[Data items]:
= Beginning of Section =
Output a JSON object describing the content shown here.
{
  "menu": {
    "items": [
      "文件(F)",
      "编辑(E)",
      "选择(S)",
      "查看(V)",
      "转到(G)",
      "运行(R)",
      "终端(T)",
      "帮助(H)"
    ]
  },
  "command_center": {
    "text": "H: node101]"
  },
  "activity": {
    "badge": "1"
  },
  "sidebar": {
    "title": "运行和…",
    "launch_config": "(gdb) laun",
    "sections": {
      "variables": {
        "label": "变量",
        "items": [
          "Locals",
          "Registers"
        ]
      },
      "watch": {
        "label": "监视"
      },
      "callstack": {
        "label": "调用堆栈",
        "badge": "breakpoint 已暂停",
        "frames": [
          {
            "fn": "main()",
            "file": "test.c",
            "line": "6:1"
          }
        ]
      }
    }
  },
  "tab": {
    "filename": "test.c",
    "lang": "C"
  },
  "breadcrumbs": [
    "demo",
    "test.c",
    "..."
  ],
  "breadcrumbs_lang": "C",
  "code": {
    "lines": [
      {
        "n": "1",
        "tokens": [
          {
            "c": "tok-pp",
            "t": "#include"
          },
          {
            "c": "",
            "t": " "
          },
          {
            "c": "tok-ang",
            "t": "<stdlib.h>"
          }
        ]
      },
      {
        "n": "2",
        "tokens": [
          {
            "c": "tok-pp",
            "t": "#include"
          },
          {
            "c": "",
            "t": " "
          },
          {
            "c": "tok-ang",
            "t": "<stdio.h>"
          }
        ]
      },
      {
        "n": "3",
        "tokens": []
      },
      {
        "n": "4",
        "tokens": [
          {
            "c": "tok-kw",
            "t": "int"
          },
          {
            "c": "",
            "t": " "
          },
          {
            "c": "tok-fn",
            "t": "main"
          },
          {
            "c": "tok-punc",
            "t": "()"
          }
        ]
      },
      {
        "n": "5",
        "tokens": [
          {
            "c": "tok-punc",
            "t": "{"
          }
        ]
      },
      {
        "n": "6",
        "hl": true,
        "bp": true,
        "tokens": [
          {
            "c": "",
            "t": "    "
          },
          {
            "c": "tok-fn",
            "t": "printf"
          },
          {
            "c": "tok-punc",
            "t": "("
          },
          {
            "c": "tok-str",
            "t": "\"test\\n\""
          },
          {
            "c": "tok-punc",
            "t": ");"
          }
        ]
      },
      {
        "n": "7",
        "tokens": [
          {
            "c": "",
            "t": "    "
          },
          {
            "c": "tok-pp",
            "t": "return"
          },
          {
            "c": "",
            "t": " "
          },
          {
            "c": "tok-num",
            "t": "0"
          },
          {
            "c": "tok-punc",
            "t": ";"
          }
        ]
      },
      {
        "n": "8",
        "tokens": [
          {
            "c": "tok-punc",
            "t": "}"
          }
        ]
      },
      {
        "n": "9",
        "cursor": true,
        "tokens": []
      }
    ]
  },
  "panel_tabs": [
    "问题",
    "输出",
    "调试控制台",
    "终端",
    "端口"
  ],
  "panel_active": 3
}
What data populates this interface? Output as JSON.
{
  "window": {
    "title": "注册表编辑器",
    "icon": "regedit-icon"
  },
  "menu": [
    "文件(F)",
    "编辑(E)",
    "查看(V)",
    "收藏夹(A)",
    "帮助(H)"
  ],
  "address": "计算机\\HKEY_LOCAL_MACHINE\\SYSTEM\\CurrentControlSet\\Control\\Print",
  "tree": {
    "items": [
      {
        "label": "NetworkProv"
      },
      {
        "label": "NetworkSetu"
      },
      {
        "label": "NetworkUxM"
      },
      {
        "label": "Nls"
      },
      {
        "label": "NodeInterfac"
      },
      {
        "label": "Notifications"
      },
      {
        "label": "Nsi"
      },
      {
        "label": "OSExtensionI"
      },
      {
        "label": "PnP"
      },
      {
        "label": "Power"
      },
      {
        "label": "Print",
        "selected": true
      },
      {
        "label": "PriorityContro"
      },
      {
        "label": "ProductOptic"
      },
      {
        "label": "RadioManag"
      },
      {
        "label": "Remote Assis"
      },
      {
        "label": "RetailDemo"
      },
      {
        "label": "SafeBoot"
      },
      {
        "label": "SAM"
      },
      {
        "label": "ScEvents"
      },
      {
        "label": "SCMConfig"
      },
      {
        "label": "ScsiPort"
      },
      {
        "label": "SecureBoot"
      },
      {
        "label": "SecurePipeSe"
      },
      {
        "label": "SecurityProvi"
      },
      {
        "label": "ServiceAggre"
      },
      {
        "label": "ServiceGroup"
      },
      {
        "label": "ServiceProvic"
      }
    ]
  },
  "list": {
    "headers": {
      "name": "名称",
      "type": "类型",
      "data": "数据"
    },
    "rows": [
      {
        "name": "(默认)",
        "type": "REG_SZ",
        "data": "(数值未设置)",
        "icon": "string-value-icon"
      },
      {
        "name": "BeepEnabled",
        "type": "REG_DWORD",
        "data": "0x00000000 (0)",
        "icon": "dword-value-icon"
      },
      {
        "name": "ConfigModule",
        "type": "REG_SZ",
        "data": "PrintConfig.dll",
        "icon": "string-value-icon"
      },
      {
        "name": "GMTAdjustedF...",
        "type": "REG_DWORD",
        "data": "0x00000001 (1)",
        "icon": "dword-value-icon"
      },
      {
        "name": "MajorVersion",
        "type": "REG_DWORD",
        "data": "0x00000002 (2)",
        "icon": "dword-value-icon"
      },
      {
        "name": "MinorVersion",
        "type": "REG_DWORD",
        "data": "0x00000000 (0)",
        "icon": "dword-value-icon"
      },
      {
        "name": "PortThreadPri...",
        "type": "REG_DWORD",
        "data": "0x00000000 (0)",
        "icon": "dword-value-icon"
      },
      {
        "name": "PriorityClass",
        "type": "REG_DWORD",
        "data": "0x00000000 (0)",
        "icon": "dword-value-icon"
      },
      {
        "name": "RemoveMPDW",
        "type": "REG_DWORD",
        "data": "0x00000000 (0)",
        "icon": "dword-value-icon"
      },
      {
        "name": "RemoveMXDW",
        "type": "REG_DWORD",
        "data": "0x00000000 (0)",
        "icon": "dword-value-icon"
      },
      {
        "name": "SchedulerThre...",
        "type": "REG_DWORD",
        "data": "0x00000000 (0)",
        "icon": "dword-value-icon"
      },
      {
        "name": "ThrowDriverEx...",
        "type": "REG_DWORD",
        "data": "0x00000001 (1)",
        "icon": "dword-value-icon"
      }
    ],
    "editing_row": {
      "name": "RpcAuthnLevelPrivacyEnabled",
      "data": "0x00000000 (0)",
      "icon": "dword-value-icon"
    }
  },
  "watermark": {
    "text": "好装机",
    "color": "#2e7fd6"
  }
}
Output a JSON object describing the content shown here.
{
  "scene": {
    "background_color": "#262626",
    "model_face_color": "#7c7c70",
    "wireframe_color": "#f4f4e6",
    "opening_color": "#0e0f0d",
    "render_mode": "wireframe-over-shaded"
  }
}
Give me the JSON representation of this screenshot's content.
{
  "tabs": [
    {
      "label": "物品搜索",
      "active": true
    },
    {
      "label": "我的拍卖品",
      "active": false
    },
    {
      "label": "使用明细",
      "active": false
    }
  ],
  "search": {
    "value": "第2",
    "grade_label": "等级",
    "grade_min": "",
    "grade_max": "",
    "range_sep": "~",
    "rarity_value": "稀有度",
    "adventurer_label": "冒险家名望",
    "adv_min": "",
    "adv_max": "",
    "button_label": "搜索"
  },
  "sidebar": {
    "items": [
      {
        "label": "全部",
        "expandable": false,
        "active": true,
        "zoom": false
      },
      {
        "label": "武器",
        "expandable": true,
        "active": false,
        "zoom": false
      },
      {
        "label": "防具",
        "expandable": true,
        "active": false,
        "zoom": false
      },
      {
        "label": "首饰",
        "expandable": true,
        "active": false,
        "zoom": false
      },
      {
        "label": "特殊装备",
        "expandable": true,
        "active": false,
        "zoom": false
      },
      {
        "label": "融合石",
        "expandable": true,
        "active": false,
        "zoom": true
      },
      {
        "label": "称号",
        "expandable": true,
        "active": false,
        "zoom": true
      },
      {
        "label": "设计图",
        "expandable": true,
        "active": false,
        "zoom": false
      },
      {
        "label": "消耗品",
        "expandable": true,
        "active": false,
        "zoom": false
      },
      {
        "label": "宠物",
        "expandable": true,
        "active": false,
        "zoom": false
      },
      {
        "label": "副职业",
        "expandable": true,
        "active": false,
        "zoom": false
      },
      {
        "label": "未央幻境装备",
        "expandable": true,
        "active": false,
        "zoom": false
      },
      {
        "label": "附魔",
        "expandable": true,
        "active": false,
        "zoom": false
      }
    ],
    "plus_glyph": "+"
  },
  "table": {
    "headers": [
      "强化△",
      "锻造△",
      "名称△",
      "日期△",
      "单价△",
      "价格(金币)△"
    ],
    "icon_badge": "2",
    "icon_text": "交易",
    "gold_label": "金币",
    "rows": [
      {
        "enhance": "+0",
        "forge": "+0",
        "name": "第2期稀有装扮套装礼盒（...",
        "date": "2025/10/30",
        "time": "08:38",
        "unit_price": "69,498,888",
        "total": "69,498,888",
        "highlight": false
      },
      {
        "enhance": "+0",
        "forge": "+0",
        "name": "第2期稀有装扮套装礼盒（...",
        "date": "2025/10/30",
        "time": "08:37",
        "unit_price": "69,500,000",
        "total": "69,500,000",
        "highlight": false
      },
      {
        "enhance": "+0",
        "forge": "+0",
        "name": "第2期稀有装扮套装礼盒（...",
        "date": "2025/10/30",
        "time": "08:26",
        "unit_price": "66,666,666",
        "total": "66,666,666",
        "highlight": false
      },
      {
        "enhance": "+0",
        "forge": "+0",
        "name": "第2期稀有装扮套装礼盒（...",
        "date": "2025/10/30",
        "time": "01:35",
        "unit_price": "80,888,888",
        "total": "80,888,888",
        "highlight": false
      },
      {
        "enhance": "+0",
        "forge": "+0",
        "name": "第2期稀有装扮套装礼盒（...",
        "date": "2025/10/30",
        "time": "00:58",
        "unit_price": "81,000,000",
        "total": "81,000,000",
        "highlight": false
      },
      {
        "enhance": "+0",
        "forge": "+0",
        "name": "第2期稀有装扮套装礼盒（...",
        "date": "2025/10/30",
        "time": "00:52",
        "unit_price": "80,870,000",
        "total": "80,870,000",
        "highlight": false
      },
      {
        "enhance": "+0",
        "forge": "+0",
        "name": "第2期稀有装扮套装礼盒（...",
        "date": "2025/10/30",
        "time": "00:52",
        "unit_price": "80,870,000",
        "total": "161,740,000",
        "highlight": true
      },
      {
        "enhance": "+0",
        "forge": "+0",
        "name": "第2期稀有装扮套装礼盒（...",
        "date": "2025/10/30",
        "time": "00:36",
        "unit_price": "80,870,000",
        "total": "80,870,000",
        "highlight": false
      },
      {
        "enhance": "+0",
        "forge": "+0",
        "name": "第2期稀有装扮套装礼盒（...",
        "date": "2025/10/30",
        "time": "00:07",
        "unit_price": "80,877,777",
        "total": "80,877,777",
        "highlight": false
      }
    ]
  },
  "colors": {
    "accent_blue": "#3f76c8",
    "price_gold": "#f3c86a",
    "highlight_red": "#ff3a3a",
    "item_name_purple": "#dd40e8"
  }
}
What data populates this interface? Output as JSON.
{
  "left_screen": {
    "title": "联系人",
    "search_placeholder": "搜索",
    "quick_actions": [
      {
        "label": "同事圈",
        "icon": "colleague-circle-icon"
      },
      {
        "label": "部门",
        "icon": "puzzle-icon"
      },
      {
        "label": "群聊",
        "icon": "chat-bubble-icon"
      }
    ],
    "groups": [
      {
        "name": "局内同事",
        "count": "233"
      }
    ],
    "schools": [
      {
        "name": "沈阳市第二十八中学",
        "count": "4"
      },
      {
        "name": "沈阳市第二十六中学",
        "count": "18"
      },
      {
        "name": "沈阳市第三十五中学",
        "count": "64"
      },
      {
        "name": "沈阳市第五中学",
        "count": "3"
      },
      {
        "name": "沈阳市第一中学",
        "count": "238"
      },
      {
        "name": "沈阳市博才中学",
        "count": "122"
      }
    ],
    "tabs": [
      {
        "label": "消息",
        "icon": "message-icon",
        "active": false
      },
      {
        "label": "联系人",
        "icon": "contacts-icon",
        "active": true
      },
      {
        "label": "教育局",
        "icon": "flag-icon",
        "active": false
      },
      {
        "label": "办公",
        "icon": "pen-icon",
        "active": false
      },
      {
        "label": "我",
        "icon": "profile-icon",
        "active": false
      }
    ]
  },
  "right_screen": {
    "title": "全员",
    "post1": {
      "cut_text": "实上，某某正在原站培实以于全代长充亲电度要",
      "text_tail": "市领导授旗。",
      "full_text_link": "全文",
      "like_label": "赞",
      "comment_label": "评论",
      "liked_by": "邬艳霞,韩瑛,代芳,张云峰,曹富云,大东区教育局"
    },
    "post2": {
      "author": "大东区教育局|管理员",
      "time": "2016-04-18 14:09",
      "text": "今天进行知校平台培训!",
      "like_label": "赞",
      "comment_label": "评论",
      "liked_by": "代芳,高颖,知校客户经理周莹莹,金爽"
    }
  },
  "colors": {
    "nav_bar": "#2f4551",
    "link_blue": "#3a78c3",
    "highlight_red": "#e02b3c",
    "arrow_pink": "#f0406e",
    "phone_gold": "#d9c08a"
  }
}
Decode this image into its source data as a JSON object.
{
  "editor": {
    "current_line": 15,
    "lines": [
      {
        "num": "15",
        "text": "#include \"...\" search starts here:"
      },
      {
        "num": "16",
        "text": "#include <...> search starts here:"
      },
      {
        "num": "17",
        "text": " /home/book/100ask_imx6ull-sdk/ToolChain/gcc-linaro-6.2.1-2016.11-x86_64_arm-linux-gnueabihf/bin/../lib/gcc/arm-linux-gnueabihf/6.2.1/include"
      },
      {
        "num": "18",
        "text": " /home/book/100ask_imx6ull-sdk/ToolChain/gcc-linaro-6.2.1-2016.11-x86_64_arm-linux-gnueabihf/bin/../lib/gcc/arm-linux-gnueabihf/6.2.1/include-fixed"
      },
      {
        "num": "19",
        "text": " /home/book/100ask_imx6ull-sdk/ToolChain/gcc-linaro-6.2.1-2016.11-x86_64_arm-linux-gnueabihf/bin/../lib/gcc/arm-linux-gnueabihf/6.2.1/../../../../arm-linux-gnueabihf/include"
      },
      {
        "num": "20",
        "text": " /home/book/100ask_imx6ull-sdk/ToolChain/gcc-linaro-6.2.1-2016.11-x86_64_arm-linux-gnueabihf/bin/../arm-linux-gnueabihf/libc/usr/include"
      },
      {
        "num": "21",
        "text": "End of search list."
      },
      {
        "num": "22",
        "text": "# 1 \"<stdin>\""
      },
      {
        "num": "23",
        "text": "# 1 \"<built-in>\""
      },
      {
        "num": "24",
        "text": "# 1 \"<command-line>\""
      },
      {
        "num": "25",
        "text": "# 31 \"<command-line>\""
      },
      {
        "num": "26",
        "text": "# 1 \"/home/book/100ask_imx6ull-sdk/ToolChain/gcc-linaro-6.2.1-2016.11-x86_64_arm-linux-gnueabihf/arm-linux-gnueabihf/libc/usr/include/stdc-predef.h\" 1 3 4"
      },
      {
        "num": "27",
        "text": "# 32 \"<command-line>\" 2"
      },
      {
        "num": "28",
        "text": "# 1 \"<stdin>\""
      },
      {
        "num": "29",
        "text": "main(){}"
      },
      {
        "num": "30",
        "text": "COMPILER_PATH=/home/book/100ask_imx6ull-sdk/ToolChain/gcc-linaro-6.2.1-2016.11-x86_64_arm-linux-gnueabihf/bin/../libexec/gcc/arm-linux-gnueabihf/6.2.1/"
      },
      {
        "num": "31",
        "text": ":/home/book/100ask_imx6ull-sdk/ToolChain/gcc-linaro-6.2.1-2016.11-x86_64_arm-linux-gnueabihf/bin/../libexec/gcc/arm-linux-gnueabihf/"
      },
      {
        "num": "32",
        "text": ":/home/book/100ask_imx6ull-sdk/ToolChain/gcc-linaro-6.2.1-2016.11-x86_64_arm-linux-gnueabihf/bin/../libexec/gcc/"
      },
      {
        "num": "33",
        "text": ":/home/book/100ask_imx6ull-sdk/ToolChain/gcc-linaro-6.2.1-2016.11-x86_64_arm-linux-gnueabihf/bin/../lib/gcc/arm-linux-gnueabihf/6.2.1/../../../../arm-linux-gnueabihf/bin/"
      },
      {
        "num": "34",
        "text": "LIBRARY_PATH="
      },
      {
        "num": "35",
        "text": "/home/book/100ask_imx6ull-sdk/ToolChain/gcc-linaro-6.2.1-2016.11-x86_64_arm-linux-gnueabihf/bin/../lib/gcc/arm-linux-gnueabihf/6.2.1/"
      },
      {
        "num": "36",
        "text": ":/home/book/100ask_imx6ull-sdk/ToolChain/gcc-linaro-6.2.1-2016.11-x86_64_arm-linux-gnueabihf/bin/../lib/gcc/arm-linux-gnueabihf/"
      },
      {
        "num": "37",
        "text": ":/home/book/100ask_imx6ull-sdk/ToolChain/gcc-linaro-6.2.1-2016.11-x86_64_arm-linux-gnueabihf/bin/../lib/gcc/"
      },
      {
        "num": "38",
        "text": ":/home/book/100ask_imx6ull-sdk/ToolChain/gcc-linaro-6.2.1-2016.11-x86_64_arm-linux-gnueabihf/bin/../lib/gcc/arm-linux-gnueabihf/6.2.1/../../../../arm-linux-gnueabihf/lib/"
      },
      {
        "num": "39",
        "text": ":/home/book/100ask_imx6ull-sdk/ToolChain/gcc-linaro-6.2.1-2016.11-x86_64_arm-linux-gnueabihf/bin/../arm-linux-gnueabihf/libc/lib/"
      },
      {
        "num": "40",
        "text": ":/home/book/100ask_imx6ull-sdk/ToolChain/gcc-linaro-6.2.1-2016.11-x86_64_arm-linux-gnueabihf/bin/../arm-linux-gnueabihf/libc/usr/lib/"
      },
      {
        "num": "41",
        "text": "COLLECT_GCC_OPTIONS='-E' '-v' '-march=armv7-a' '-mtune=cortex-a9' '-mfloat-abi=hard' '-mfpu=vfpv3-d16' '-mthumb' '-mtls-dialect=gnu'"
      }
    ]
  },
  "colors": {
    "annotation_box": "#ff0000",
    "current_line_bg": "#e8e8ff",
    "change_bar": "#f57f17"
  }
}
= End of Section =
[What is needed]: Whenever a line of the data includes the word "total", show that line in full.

[Answer to this problem]:
        "total": "69,498,888",
        "total": "69,500,000",
        "total": "66,666,666",
        "total": "80,888,888",
        "total": "81,000,000",
        "total": "80,870,000",
        "total": "161,740,000",
        "total": "80,870,000",
        "total": "80,877,777",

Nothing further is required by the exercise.